Installing and Using Netflix VMAF-Master – I call it VMAF-Master because that’s the name of the ZIP file you download from Github here, though the Windows executable that I used and downloaded from here was called vmafossexec.exe. It’s a command-line utility that’s fast and functional, though lacking some of the creature comforts of tools that you actually pay for. As the name suggests, you can compute VMAF, but also the PSNR, SSIM, and MS SSIM metrics. In this quick review, I’ll help you get the Windows executable installed, show you how to use all versions of the program, and then discuss its strengths and weaknesses.
Best Practices for Netflix’s VMAF Metric – Zhi Li, senior software engineer at Netflix, recently co-wrote a paper entitled VMAF: The Journey Continues posted on the Netflix Technology Blog on Medium. After reviewing why VMAF was developed, how it’s been adopted in the industry, and some recent improvements, the paper discusses some best practices for using VMAF. In particular, this last section will be valuable to anyone who uses this quality metric.
VMAF is Hackable: What Now? – What’s new with VMAF? Well, it turns out that it’s pretty easy to hack with simple contrast adjustments. The first clue came from a paper by several staff members of the Moscow State University graphics department who produced the aforementioned Video Quality Measurement Tool and many codec comparisons.
Netflix Addresses VMAF Hackability with New Model – L/DR: Netflix updates VMAF to include a new model that reverses out the effects of techniques like sharpening, contrasting, and histogram equalization.

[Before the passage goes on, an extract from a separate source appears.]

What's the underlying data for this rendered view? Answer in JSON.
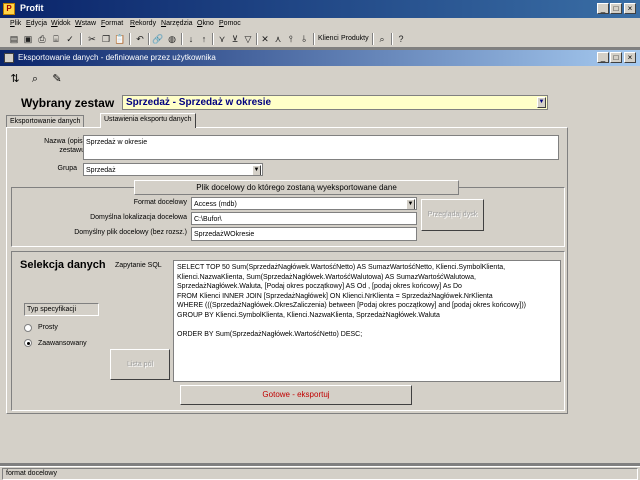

Compute Your Own Bjontegaard Functions (BD-Rate) – I have never used the Bjontegaard Metric in any articles, books, or other works because I thought it was wonky and impossible to calculate. When a recent consulting project required BD calculations I dug in, and (as always seems to be the case) found it both simpler and more useful than imagined. Here’s how you can do the same.
Video – Two Free Video Analysis Tools; MediaInfo and Bitrate Viewer – The video below shows two tools that I’ve installed on every computer that will run them; MediaInfo on all Windows, Linux, and Mac workstations, and Bitrate Viewer, which is Windows only. If you don’t know about these tools, you’ll find the seven-minute video very, very useful.
New ITU-T Metrics for QoE and Video Quality Show Great Promise – While standards-based video codecs like H.264 and HEVC tend to dominate, standards-based video quality metrics have never risen to the same usage or attention level. With two innovative and highly accurate metrics now available from the ITU-T, this may change in the near term.
Mapping SSIM and VMAF Scores to Subjective Ratings – Understanding how SSIM and VMAF scores relate to actual human quality ratings.
Collection of VMAF Resources – A colleague asked for some resources relating to VMAF. Rather than answer in an email I thought I would create a post around it. Some of these are from Netflix, most from me (Jan Ozer). I’ve broken the items into three groups; Computing VMAF, Using VMAF, and About VMAF.